  3. Binding of ACh to NIcotinic ACh receptors
  4. Increased NA+ & K+ conductance in end plate membrane
  5. Generation of end plate potential
  6. Generation of action potential in muscle fibers
  7. Inward spread of depolarisation along T tubules
  8. Release of Ca2+ from terminal cisterns of sarcoplasmic reticulum and diffusion to thick and thin filaments
  9. Binding of Ca2+ to troponin C, uncovering myosin-binding sites on actin
  10. Formation of cross-linkages between actin and mysoin and sliding of thin on thick filaments, producing movement

Pass Criteria:

  • 5 of 10 to pass

What is the sequence of events in the relaxation of a skeletal muscle fibre?

  1. Ca2+ pumped back into sarcoplasmic reticulum
  2. Release of Ca2+ from troponin
  3. Cessation of interaction between actin and mysoin
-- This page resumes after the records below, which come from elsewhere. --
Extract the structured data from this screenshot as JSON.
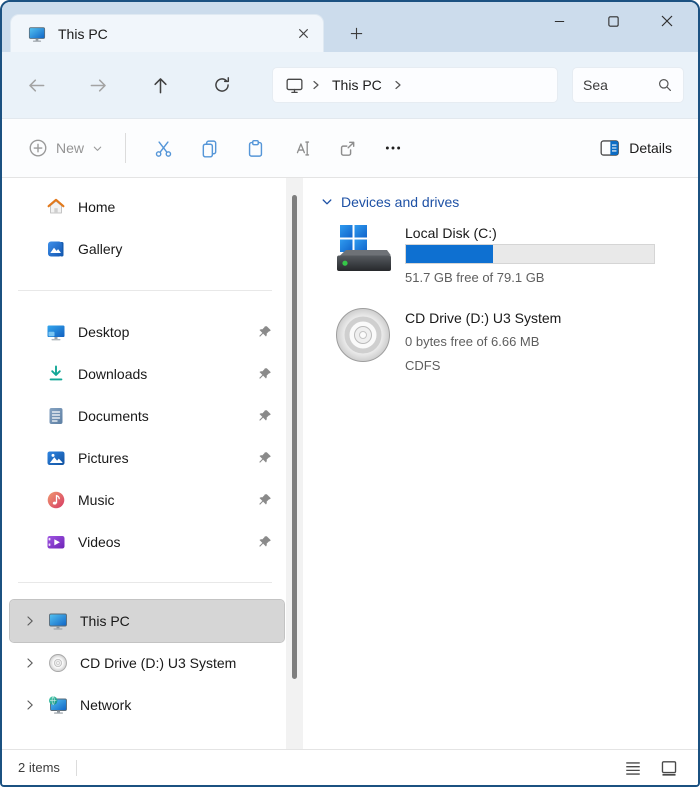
{
  "window": {
    "tab": {
      "title": "This PC"
    }
  },
  "navbar": {
    "breadcrumb": {
      "path": [
        "This PC"
      ]
    },
    "search": {
      "value": "Sea"
    }
  },
  "toolbar": {
    "new_button": {
      "label": "New"
    },
    "details_button": {
      "label": "Details"
    }
  },
  "sidebar": {
    "items": [
      {
        "label": "Home",
        "icon": "home-icon"
      },
      {
        "label": "Gallery",
        "icon": "gallery-icon"
      },
      {
        "label": "Desktop",
        "icon": "desktop-icon",
        "pinned": true
      },
      {
        "label": "Downloads",
        "icon": "downloads-icon",
        "pinned": true
      },
      {
        "label": "Documents",
        "icon": "documents-icon",
        "pinned": true
      },
      {
        "label": "Pictures",
        "icon": "pictures-icon",
        "pinned": true
      },
      {
        "label": "Music",
        "icon": "music-icon",
        "pinned": true
      },
      {
        "label": "Videos",
        "icon": "videos-icon",
        "pinned": true
      },
      {
        "label": "This PC",
        "icon": "computer-icon",
        "expandable": true,
        "selected": true
      },
      {
        "label": "CD Drive (D:) U3 System",
        "icon": "cd-drive-icon",
        "expandable": true
      },
      {
        "label": "Network",
        "icon": "network-icon",
        "expandable": true
      }
    ]
  },
  "main": {
    "group": {
      "header": "Devices and drives",
      "items": [
        {
          "name": "Local Disk (C:)",
          "icon": "hard-drive-icon",
          "free_text": "51.7 GB free of 79.1 GB",
          "capacity_used_percent": 35
        },
        {
          "name": "CD Drive (D:) U3 System",
          "icon": "cd-disc-icon",
          "free_text": "0 bytes free of 6.66 MB",
          "filesystem": "CDFS"
        }
      ]
    }
  },
  "statusbar": {
    "items_count": "2 items"
  },
  "colors": {
    "accent_fill": "#0e70d1",
    "group_header_text": "#1e51a5",
    "titlebar": "#ccdcec",
    "window_border": "#1b5181"
  }
}
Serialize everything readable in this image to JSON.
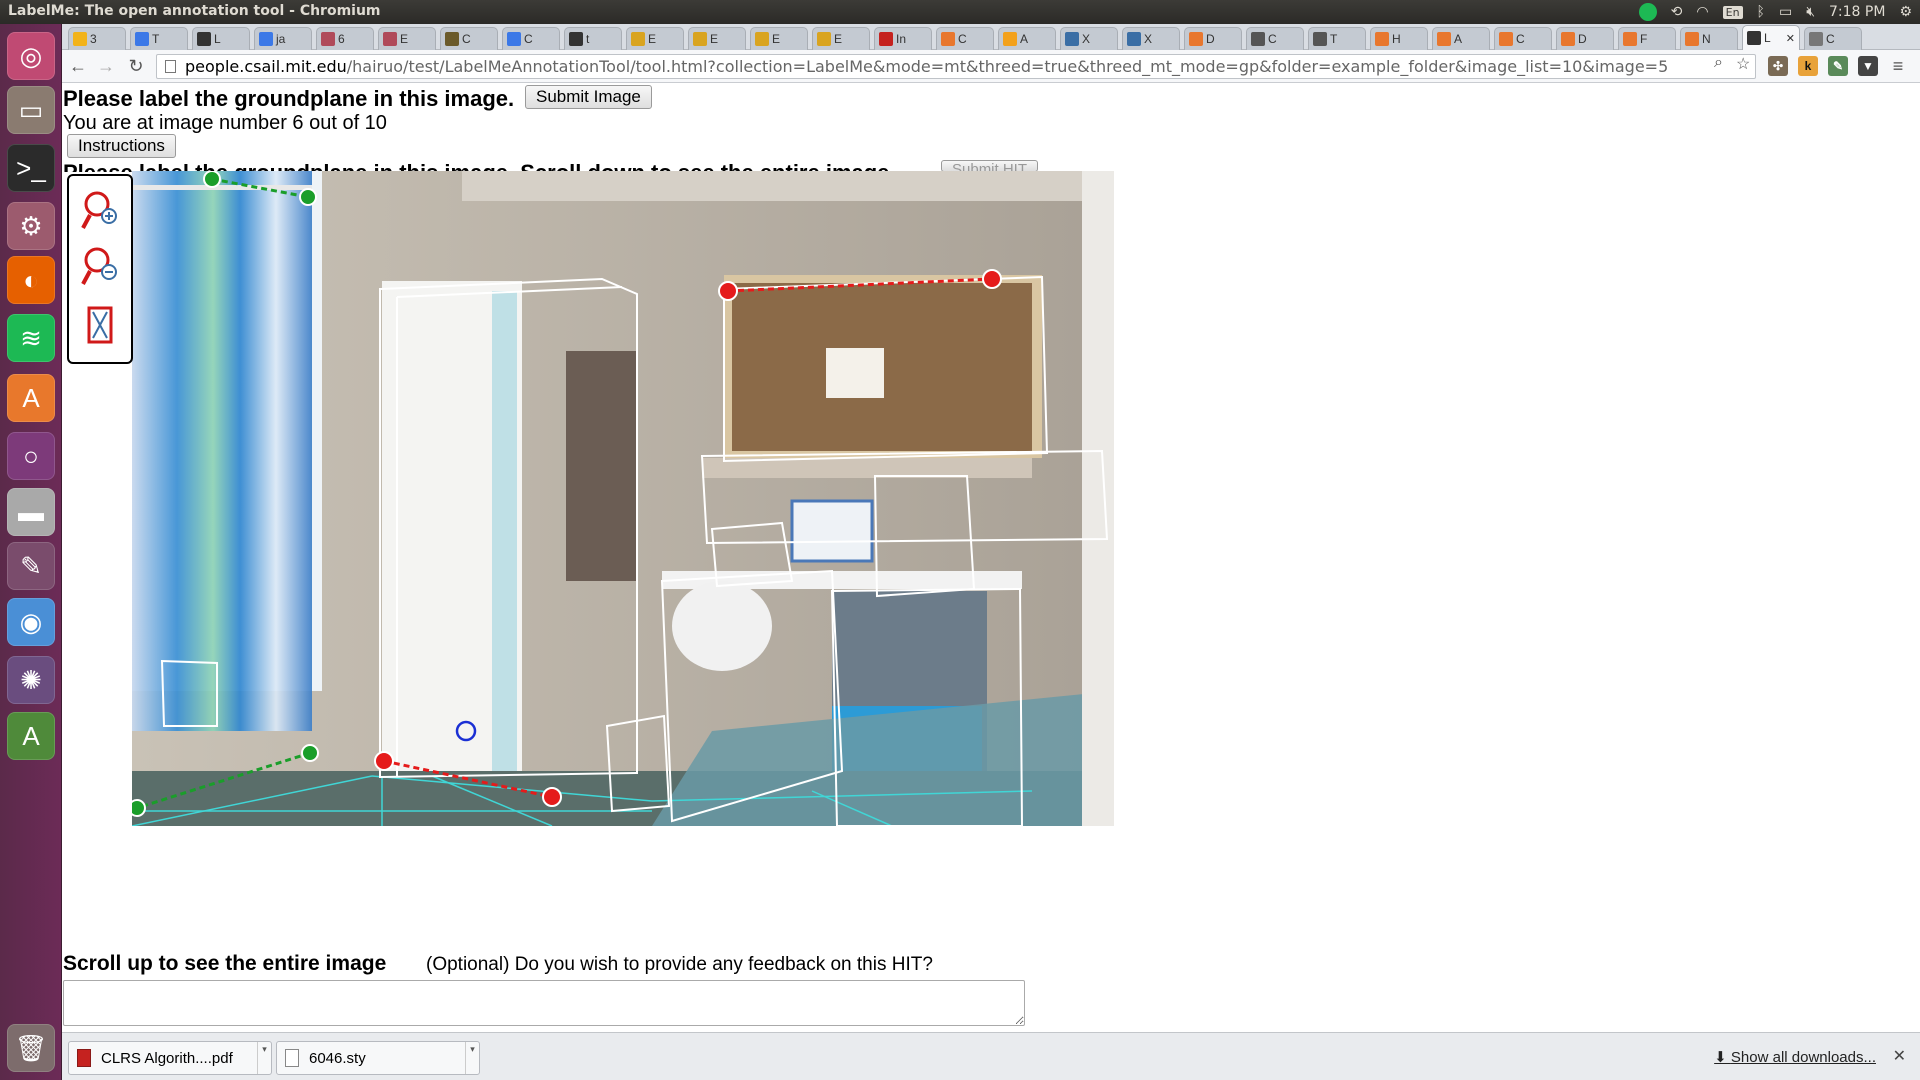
{
  "os": {
    "window_title": "LabelMe: The open annotation tool - Chromium",
    "clock": "7:18 PM",
    "keyboard_layout": "En"
  },
  "launcher": {
    "items": [
      {
        "name": "ubuntu-dash-icon",
        "color": "#c04a73",
        "glyph": "◎"
      },
      {
        "name": "files-icon",
        "color": "#8a7b70",
        "glyph": "▭"
      },
      {
        "name": "terminal-icon",
        "color": "#2b2b2b",
        "glyph": ">_"
      },
      {
        "name": "system-settings-icon",
        "color": "#9c5b6e",
        "glyph": "⚙"
      },
      {
        "name": "firefox-icon",
        "color": "#e66000",
        "glyph": "◐"
      },
      {
        "name": "spotify-icon",
        "color": "#1db954",
        "glyph": "≋"
      },
      {
        "name": "software-center-icon",
        "color": "#e8782c",
        "glyph": "A"
      },
      {
        "name": "unity-lens-icon",
        "color": "#7d3a7a",
        "glyph": "○"
      },
      {
        "name": "disk-icon",
        "color": "#a9a9a9",
        "glyph": "▬"
      },
      {
        "name": "editor-icon",
        "color": "#7a4c6c",
        "glyph": "✎"
      },
      {
        "name": "chromium-icon",
        "color": "#4a8fd6",
        "glyph": "◉"
      },
      {
        "name": "shotwell-icon",
        "color": "#6a4d7f",
        "glyph": "✺"
      },
      {
        "name": "update-manager-icon",
        "color": "#4f8a3a",
        "glyph": "A"
      },
      {
        "name": "trash-icon",
        "color": "#7d6c6c",
        "glyph": "🗑"
      }
    ]
  },
  "browser": {
    "tabs": [
      {
        "label": "3",
        "color": "#f2b31a"
      },
      {
        "label": "T",
        "color": "#3b78e7"
      },
      {
        "label": "L",
        "color": "#333333"
      },
      {
        "label": "ja",
        "color": "#3b78e7"
      },
      {
        "label": "6",
        "color": "#b04a5a"
      },
      {
        "label": "E",
        "color": "#b04a5a"
      },
      {
        "label": "C",
        "color": "#6b5a2a"
      },
      {
        "label": "C",
        "color": "#3b78e7"
      },
      {
        "label": "t",
        "color": "#333333"
      },
      {
        "label": "E",
        "color": "#d9a420"
      },
      {
        "label": "E",
        "color": "#d9a420"
      },
      {
        "label": "E",
        "color": "#d9a420"
      },
      {
        "label": "E",
        "color": "#d9a420"
      },
      {
        "label": "In",
        "color": "#c5221f"
      },
      {
        "label": "C",
        "color": "#e8772e"
      },
      {
        "label": "A",
        "color": "#f3a11b"
      },
      {
        "label": "X",
        "color": "#3a6ea5"
      },
      {
        "label": "X",
        "color": "#3a6ea5"
      },
      {
        "label": "D",
        "color": "#e8772e"
      },
      {
        "label": "C",
        "color": "#555555"
      },
      {
        "label": "T",
        "color": "#555555"
      },
      {
        "label": "H",
        "color": "#e8772e"
      },
      {
        "label": "A",
        "color": "#e8772e"
      },
      {
        "label": "C",
        "color": "#e8772e"
      },
      {
        "label": "D",
        "color": "#e8772e"
      },
      {
        "label": "F",
        "color": "#e8772e"
      },
      {
        "label": "N",
        "color": "#e8772e"
      },
      {
        "label": "L",
        "color": "#333333",
        "active": true
      },
      {
        "label": "C",
        "color": "#777777"
      }
    ],
    "url_host": "people.csail.mit.edu",
    "url_path": "/hairuo/test/LabelMeAnnotationTool/tool.html?collection=LabelMe&mode=mt&threed=true&threed_mt_mode=gp&folder=example_folder&image_list=10&image=5"
  },
  "page": {
    "heading": "Please label the groundplane in this image.",
    "submit_image_label": "Submit Image",
    "progress_text": "You are at image number 6 out of 10",
    "instructions_label": "Instructions",
    "hidden_heading": "Please label the groundplane in this image. Scroll down to see the entire image.",
    "submit_hit_label": "Submit HIT",
    "scroll_up_text": "Scroll up to see the entire image",
    "feedback_prompt": "(Optional) Do you wish to provide any feedback on this HIT?",
    "feedback_value": ""
  },
  "tools": [
    {
      "name": "zoom-in-icon"
    },
    {
      "name": "zoom-out-icon"
    },
    {
      "name": "fit-image-icon"
    }
  ],
  "downloads": {
    "items": [
      {
        "label": "CLRS Algorith....pdf",
        "icon": "pdf-file-icon"
      },
      {
        "label": "6046.sty",
        "icon": "text-file-icon"
      }
    ],
    "show_all": "Show all downloads..."
  },
  "colors": {
    "groundplane_green": "#1a9e2a",
    "groundplane_red": "#e51b1b",
    "groundplane_blue": "#1a2fd4",
    "floor_grid": "#40d6d6",
    "box_wireframe": "#ffffff"
  }
}
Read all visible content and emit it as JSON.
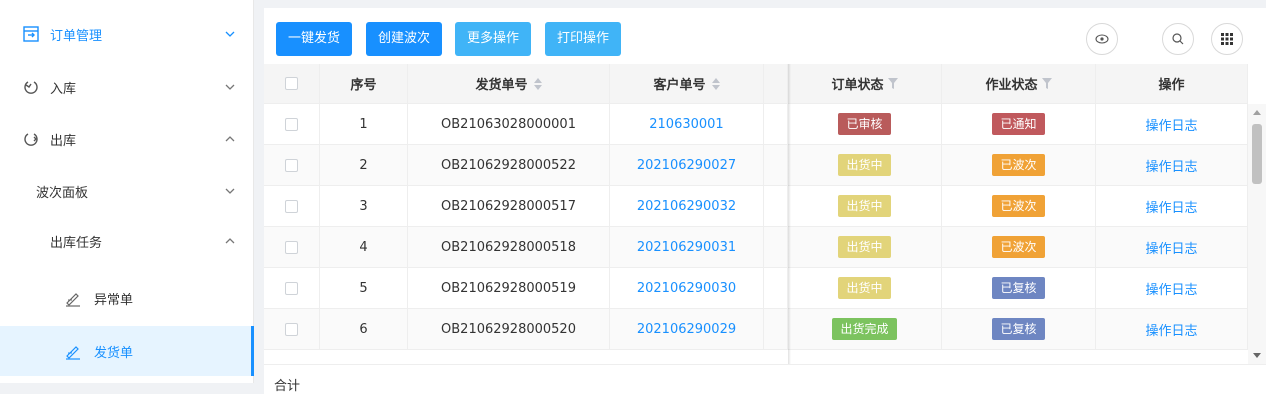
{
  "sidebar": {
    "items": [
      {
        "label": "订单管理",
        "icon": "order-icon",
        "expanded": false
      },
      {
        "label": "入库",
        "icon": "inbound-icon",
        "expanded": false
      },
      {
        "label": "出库",
        "icon": "outbound-icon",
        "expanded": true
      },
      {
        "label": "波次面板",
        "expanded": false
      },
      {
        "label": "出库任务",
        "expanded": true
      },
      {
        "label": "异常单",
        "icon": "task-icon"
      },
      {
        "label": "发货单",
        "icon": "task-icon",
        "active": true
      }
    ]
  },
  "toolbar": {
    "buttons": [
      "一键发货",
      "创建波次",
      "更多操作",
      "打印操作"
    ],
    "icons": [
      "eye-icon",
      "search-icon",
      "grid-icon"
    ]
  },
  "table": {
    "columns": [
      "序号",
      "发货单号",
      "客户单号",
      "订单状态",
      "作业状态",
      "操作"
    ],
    "rows": [
      {
        "index": "1",
        "shipment_no": "OB21063028000001",
        "customer_no": "210630001",
        "order_status": "已审核",
        "order_color": "#b95b5b",
        "work_status": "已通知",
        "work_color": "#c0595d",
        "action": "操作日志"
      },
      {
        "index": "2",
        "shipment_no": "OB21062928000522",
        "customer_no": "202106290027",
        "order_status": "出货中",
        "order_color": "#e2d47a",
        "work_status": "已波次",
        "work_color": "#f0a236",
        "action": "操作日志"
      },
      {
        "index": "3",
        "shipment_no": "OB21062928000517",
        "customer_no": "202106290032",
        "order_status": "出货中",
        "order_color": "#e2d47a",
        "work_status": "已波次",
        "work_color": "#f0a236",
        "action": "操作日志"
      },
      {
        "index": "4",
        "shipment_no": "OB21062928000518",
        "customer_no": "202106290031",
        "order_status": "出货中",
        "order_color": "#e2d47a",
        "work_status": "已波次",
        "work_color": "#f0a236",
        "action": "操作日志"
      },
      {
        "index": "5",
        "shipment_no": "OB21062928000519",
        "customer_no": "202106290030",
        "order_status": "出货中",
        "order_color": "#e2d47a",
        "work_status": "已复核",
        "work_color": "#6e86c2",
        "action": "操作日志"
      },
      {
        "index": "6",
        "shipment_no": "OB21062928000520",
        "customer_no": "202106290029",
        "order_status": "出货完成",
        "order_color": "#7cc35f",
        "work_status": "已复核",
        "work_color": "#6e86c2",
        "action": "操作日志"
      }
    ],
    "footer_label": "合计"
  },
  "colors": {
    "primary": "#1890ff",
    "light_button": "#40b4f7"
  }
}
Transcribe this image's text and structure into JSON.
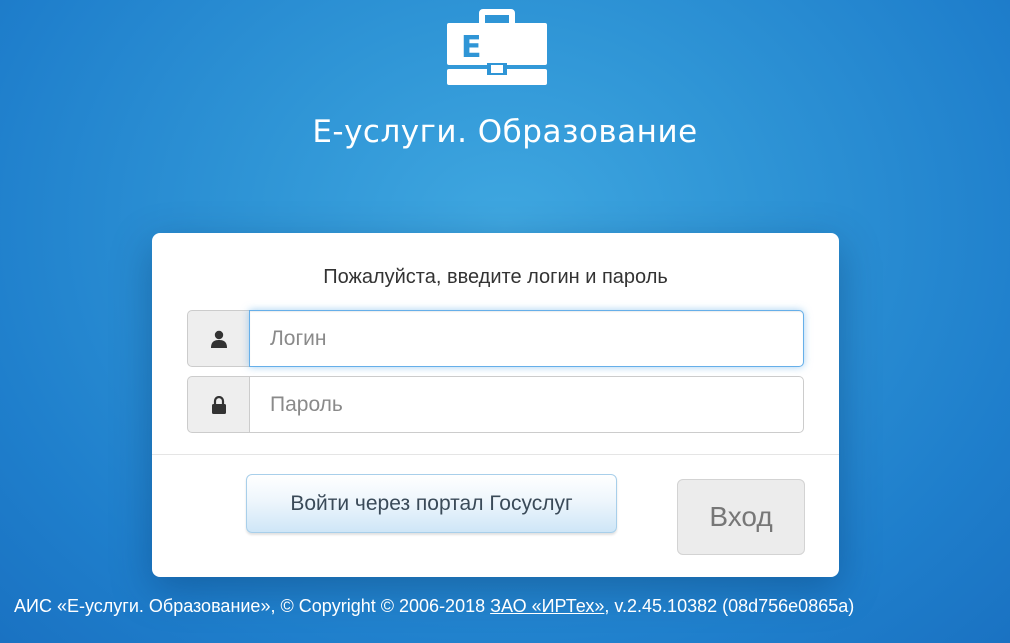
{
  "header": {
    "logo_icon": "briefcase-e-icon",
    "logo_letter": "E",
    "title": "Е-услуги. Образование"
  },
  "login": {
    "prompt": "Пожалуйста, введите логин и пароль",
    "login_icon": "user-icon",
    "login_placeholder": "Логин",
    "login_value": "",
    "password_icon": "lock-icon",
    "password_placeholder": "Пароль",
    "password_value": "",
    "gosuslugi_label": "Войти через портал Госуслуг",
    "enter_label": "Вход"
  },
  "footer": {
    "text_before": "АИС «Е-услуги. Образование», © Copyright © 2006-2018 ",
    "company_link": "ЗАО «ИРТех»",
    "text_after": ", v.2.45.10382 (08d756e0865a)"
  },
  "colors": {
    "background": "#2f95d6",
    "card": "#ffffff",
    "focus_border": "#66afe9"
  }
}
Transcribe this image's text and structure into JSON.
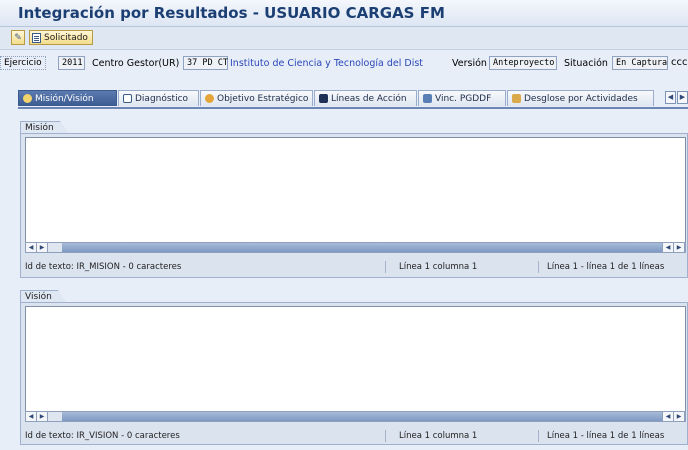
{
  "window": {
    "title": "Integración por Resultados - USUARIO CARGAS FM"
  },
  "toolbar": {
    "solicitado_label": "Solicitado"
  },
  "header": {
    "ejercicio_label": "Ejercicio",
    "ejercicio_value": "2011",
    "centro_label": "Centro Gestor(UR)",
    "centro_code": "37 PD CT",
    "centro_name": "Instituto de Ciencia y Tecnología del Dist",
    "version_label": "Versión",
    "version_value": "Anteproyecto",
    "situacion_label": "Situación",
    "situacion_value": "En Captura",
    "situacion_extra": "ccc"
  },
  "tabs": [
    {
      "label": "Misión/Visión",
      "icon": "gear-icon"
    },
    {
      "label": "Diagnóstico",
      "icon": "chart-icon"
    },
    {
      "label": "Objetivo Estratégico",
      "icon": "target-icon"
    },
    {
      "label": "Líneas de Acción",
      "icon": "grid-icon"
    },
    {
      "label": "Vinc. PGDDF",
      "icon": "link-icon"
    },
    {
      "label": "Desglose por Actividades",
      "icon": "tools-icon"
    }
  ],
  "mision": {
    "label": "Misión",
    "status_id": "Id de texto: IR_MISION - 0 caracteres",
    "status_pos": "Línea 1 columna 1",
    "status_lines": "Línea 1 - línea 1 de 1 líneas"
  },
  "vision": {
    "label": "Visión",
    "status_id": "Id de texto: IR_VISION - 0 caracteres",
    "status_pos": "Línea 1 columna 1",
    "status_lines": "Línea 1 - línea 1 de 1 líneas"
  },
  "colors": {
    "accent": "#1c3f73",
    "active_tab": "#3a5a90",
    "link": "#2a47b8"
  }
}
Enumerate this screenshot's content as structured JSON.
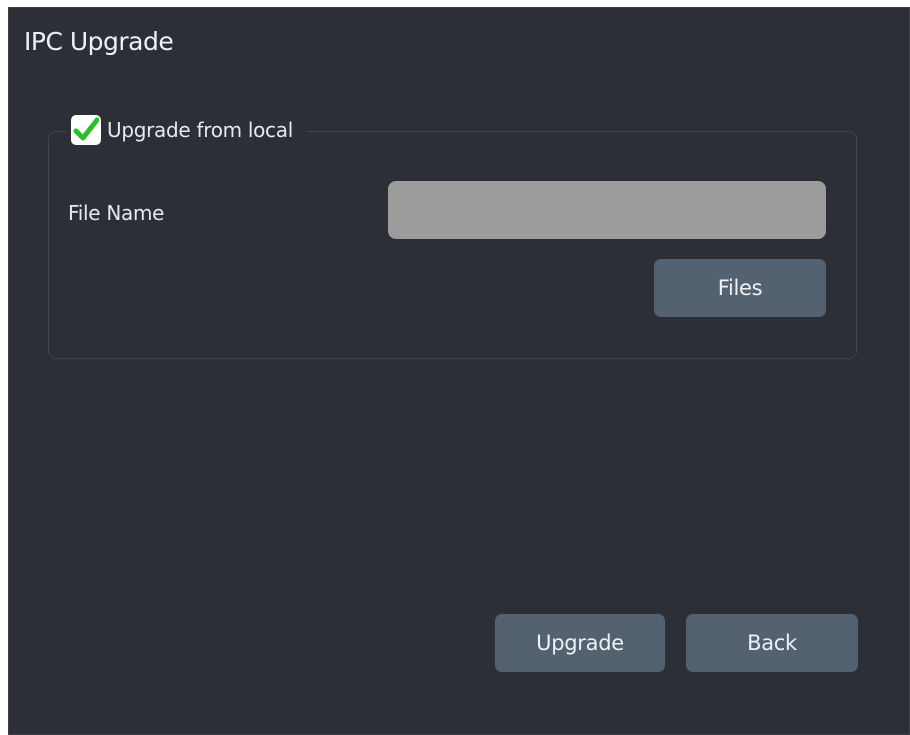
{
  "window": {
    "title": "IPC Upgrade"
  },
  "local_upgrade": {
    "checkbox_label": "Upgrade from local",
    "checked": true,
    "check_icon": "check-icon",
    "check_color": "#2bbf2b",
    "file_name_label": "File Name",
    "file_name_value": "",
    "files_button_label": "Files"
  },
  "footer": {
    "upgrade_button_label": "Upgrade",
    "back_button_label": "Back"
  },
  "colors": {
    "dialog_background": "#2c2f36",
    "button_background": "#536170",
    "input_background": "#9c9c9c",
    "text": "#eef0f3"
  }
}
Pass Criteria:

  • Bold to pass



What factors affect cerebral blood flow?

  • MAP at brain level
  • MVP at brain level
  • ICP
  • Viscosity of the blood
  • Local constriction/dilatation of cerebral arterioles

Pass Criteria:

  • 3 of 5 to pass

What is the mechanism of the Cushing response?

  1. Increase in ICP results in decreased CBF
  2. Ischaemia of VMA
  3. SNS output increases
  4. Increased systemic BP
  5. Stimulation of baroreceptors
  6. Stimulation of vagal outflow
  7. Decreased HR and RR

Pass Criteria:

  • Explains concept

What is the Monro-Kellie doctrine?

  • The volume of blood (75 mL), CSF (75 mL) and brain (1400g) in cranium must be relatively constant
  • Negative effects on these therefore if additional intracranial volume (ie: SDH/EDH) occurs

Pass Criteria:

  • Explains concept